“Where are you off to, Wiggins?” Holmes barks. Seated at the small table, he kicks Watson’s chair out several inches with his foot. I stare at him, amazed, as he slices open the goose. I slip into the chair, mouth watering as he puts meat and fruit on my plate. I eat, trying not to stare at him, often looking at his deerstalker cap on the wingchair. They drew a picture of him in it for The Strand. I couldn’t afford a copy, but found a torn one in the gutter. The picture is folded in my box. Someday, when I have more than a few shillings in my pocket, and a warm bed to go home to, I’ll buy a deerstalker like Mister Holmes’.

After, stuffed with pie and a bit of wine, I think of my cold crypt and sigh. “Best be off,” I say, “a’fore the priest locks the church gate.”

Holmes feels about in his dressing gown and says, “I haven’t a shilling. You’ll have to wait until morning. The settee is warm enough, but you’ll have to stoke the fire. Can’t be helped. Bank won’t open until after breakfast.”

I stare at the settee as if invited to sleep on a jewel-encrusted throne. Holmes shoves back his chair, moving to the window. Snow swirls behind him, silhouetted in candlelight. After a time, he says, “It seems the right night for it,” and takes out his violin. A divine look comes over the sharply-defined face, eyes softened, his soul elsewhere as long, thin fingers draw forth glorious, haunting music, a Christmas hymn. I don’t know the words, but it puts a lump in my throat. Once finished, he puts it away in its golden case and shuts the bedroom door behind him.

He sends me away after breakfast with a shilling and something else he says he ain’t got no use for.
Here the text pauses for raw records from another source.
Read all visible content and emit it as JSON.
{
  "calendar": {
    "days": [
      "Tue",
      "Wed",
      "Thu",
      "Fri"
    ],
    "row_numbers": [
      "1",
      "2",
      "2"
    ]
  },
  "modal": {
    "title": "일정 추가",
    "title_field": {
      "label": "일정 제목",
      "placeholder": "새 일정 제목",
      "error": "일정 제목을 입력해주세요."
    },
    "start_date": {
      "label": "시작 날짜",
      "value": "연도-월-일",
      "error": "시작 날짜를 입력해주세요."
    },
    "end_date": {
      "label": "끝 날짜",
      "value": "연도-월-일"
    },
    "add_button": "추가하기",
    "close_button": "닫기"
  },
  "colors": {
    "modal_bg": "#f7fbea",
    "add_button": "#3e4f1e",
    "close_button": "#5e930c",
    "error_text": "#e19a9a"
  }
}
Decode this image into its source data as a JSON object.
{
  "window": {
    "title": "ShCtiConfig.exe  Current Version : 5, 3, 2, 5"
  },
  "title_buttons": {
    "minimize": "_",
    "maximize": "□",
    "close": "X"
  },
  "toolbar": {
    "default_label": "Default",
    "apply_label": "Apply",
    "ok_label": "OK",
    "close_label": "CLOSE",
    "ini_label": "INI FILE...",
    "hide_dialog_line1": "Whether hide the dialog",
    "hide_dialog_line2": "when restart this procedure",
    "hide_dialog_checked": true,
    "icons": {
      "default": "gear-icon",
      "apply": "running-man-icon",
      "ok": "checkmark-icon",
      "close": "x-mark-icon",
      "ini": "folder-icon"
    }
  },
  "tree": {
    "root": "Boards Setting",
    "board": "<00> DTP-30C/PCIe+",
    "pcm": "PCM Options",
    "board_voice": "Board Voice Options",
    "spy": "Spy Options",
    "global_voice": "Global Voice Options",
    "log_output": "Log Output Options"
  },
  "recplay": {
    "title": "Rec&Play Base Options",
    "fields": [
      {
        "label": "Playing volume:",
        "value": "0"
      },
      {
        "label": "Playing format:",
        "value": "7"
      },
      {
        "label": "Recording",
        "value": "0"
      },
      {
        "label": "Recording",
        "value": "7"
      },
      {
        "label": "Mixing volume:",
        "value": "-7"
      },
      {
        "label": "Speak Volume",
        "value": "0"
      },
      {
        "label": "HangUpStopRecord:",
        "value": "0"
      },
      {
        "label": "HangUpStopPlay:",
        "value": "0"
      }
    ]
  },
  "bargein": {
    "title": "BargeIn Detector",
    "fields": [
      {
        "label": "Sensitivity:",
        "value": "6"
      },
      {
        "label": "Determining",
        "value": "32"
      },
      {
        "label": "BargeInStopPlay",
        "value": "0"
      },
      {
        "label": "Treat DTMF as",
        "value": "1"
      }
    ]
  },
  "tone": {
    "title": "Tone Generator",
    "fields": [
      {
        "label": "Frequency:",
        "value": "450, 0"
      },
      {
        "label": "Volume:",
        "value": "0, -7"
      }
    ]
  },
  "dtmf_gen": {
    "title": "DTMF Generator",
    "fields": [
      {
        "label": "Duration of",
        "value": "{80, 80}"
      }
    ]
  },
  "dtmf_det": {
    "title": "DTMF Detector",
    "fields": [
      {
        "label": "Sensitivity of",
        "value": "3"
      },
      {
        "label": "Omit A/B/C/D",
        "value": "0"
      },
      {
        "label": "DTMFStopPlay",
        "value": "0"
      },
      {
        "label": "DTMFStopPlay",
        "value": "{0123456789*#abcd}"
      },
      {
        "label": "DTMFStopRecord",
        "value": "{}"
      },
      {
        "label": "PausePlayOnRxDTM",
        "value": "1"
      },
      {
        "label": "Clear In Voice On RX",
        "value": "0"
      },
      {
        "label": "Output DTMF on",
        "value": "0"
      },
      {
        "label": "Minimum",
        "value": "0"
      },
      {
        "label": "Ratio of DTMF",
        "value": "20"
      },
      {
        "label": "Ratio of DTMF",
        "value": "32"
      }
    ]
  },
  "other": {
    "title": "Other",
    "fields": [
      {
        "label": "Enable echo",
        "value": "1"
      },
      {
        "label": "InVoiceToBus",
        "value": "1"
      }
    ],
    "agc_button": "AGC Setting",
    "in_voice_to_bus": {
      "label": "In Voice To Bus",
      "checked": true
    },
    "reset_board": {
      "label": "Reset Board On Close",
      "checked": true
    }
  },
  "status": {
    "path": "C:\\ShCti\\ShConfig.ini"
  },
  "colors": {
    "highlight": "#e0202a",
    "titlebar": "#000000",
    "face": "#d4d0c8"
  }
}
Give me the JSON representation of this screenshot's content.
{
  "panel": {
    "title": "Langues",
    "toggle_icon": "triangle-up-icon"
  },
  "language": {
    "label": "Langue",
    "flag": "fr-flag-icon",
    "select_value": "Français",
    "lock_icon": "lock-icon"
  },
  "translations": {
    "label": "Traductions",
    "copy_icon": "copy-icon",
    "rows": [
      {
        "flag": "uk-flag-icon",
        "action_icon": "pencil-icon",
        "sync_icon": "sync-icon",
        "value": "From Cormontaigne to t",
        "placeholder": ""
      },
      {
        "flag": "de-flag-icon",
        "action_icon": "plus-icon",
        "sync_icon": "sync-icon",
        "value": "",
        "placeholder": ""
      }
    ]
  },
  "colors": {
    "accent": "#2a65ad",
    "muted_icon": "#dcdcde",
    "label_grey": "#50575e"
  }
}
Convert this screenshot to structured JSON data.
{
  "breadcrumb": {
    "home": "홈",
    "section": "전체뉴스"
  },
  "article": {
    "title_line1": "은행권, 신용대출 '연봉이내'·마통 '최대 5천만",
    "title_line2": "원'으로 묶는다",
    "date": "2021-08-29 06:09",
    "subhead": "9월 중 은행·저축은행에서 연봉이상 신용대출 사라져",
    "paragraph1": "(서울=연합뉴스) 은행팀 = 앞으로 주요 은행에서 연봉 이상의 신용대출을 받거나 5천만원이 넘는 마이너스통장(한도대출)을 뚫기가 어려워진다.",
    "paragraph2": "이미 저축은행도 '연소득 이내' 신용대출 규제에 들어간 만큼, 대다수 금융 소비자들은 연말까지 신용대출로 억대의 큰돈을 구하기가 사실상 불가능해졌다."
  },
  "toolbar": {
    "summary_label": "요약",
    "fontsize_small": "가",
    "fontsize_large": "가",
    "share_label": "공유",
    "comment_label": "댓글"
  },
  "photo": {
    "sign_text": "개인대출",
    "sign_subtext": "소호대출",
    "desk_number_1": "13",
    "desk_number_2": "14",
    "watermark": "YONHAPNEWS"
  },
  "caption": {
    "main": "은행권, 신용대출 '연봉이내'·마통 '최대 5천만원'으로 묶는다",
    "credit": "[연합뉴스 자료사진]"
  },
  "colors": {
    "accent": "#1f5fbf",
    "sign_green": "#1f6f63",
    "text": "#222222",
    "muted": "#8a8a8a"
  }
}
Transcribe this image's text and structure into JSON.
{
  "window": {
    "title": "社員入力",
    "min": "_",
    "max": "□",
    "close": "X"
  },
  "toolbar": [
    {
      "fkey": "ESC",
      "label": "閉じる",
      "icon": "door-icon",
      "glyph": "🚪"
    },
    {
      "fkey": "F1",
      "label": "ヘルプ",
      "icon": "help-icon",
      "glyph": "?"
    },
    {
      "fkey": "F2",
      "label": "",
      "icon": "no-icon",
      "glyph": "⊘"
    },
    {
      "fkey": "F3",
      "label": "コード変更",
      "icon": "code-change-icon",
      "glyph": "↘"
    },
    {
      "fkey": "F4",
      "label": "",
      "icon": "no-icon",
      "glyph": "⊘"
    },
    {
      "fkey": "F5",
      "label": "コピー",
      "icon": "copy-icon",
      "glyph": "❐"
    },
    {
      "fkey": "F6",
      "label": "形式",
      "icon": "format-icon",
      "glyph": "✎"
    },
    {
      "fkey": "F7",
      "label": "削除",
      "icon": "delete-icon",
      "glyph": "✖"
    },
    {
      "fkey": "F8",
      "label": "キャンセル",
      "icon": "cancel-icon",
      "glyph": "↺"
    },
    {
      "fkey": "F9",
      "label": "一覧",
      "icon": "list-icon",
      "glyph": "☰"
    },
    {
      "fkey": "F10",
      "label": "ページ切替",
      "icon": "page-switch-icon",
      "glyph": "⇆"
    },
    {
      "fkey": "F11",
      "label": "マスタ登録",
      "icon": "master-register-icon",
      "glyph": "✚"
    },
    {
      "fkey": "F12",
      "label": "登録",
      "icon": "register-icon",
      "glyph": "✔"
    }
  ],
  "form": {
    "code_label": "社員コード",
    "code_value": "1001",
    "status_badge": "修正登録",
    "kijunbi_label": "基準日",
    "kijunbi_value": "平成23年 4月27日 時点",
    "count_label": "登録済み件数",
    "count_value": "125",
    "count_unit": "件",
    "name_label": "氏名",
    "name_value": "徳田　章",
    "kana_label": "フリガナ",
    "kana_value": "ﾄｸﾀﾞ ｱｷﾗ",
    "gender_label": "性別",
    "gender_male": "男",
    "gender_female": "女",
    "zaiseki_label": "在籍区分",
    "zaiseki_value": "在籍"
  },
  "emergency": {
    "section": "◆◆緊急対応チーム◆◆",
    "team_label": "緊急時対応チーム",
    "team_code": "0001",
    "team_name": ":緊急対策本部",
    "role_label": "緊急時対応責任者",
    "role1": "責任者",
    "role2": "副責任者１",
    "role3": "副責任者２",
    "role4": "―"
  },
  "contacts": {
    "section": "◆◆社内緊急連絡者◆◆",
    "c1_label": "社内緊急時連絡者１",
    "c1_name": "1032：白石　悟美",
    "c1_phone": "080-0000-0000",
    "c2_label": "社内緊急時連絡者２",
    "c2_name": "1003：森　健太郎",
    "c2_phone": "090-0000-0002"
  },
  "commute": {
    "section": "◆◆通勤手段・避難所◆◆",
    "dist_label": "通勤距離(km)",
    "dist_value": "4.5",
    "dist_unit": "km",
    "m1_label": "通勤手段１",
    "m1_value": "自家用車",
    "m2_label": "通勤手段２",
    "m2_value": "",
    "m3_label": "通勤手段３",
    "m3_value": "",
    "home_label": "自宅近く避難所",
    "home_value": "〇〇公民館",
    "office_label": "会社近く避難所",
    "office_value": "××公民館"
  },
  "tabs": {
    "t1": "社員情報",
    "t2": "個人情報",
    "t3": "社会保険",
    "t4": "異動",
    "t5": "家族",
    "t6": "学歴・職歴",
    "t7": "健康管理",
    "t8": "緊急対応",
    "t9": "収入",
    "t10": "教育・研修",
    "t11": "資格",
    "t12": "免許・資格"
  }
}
Heart as full as my belly, money jangling in my pocket, I pause to admire his deerstalker’s reflection in a shop window. It doesn’t fit, not yet, but it will someday.

I’m blessed to know Mister Holmes.